▸ WHAT YOU HAVE TO DO
Within the entries underneath, how many lines include the string "chevron"? State only the number.

++++ EXERCISE DATA

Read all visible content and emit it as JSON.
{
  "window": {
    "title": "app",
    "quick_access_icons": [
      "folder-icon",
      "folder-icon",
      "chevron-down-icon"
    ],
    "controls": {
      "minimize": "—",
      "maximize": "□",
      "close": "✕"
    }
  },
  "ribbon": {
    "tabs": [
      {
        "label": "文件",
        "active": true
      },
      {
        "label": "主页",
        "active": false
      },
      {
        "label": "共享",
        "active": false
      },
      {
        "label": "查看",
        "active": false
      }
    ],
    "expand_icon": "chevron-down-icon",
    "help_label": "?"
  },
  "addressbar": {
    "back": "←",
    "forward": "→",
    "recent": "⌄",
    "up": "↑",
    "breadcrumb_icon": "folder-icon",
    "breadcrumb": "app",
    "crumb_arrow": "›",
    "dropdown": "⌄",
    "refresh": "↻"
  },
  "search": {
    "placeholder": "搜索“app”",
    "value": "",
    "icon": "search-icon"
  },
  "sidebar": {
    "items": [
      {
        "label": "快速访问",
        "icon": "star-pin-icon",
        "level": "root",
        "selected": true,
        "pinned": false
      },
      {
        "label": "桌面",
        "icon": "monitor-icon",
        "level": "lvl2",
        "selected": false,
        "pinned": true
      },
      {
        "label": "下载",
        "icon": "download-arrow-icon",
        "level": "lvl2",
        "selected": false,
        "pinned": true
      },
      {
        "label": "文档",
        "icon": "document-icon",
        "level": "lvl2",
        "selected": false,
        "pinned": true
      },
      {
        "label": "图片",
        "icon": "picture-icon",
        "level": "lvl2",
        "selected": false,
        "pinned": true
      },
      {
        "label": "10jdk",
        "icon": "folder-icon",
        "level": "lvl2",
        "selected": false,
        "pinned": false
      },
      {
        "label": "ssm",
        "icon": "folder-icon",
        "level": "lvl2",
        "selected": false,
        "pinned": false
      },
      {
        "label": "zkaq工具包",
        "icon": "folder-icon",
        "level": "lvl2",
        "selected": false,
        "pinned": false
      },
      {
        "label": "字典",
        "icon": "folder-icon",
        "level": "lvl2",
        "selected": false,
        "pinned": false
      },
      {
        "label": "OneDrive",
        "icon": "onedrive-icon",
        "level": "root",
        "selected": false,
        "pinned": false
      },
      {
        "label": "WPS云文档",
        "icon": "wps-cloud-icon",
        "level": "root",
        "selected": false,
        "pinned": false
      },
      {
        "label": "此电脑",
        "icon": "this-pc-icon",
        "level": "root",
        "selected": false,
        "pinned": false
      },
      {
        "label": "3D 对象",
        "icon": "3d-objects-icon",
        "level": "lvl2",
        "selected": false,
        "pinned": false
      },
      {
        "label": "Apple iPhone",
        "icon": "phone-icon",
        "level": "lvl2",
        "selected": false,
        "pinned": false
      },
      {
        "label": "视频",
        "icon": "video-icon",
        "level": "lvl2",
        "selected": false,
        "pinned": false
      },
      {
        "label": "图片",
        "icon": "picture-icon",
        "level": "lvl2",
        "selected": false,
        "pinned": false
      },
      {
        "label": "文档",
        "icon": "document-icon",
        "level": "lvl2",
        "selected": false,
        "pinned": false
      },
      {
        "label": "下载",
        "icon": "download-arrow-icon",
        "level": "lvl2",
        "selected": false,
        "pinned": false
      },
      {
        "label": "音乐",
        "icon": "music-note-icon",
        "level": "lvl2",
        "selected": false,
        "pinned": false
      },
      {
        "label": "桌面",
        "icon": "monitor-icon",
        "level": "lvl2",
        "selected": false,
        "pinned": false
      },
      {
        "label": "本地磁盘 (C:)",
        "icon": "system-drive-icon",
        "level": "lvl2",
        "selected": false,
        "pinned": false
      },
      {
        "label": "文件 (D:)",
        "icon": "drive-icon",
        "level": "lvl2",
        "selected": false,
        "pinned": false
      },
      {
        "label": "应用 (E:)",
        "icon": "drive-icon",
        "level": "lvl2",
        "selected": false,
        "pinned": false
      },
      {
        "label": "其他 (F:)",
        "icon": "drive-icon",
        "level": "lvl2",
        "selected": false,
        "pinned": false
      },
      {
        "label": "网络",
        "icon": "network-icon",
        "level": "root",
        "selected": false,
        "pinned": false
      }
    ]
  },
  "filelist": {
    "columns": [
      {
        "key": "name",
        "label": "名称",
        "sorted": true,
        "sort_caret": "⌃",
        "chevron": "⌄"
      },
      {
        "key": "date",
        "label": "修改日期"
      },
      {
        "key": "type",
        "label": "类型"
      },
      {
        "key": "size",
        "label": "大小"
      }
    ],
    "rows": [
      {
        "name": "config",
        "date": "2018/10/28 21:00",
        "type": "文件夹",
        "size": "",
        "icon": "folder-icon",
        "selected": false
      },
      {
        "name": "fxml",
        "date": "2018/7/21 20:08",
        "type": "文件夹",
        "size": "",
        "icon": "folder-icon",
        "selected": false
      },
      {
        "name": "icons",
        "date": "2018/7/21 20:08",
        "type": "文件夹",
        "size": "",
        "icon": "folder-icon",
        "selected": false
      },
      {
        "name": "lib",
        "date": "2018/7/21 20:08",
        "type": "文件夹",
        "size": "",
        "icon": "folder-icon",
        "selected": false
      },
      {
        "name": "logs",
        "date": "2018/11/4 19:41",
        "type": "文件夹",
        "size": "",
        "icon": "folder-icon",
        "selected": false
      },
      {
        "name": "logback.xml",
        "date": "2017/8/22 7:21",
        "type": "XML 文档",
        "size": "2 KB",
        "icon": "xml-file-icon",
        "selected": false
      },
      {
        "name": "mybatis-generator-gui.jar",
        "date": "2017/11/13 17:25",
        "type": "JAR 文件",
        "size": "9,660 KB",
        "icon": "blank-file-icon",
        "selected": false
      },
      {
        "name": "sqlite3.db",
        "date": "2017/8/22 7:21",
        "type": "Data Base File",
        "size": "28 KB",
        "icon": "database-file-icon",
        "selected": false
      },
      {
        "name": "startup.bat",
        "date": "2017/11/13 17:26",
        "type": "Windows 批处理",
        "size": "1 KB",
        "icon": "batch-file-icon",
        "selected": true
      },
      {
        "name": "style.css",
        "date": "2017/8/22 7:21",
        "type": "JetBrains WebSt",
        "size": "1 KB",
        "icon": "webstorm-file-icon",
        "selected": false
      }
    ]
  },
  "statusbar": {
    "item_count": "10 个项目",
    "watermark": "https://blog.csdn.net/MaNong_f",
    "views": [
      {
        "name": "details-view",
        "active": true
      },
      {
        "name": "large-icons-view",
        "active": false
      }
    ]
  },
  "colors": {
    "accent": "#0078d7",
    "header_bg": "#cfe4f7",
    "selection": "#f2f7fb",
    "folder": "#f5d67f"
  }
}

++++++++

▸ ANSWER SPACE
3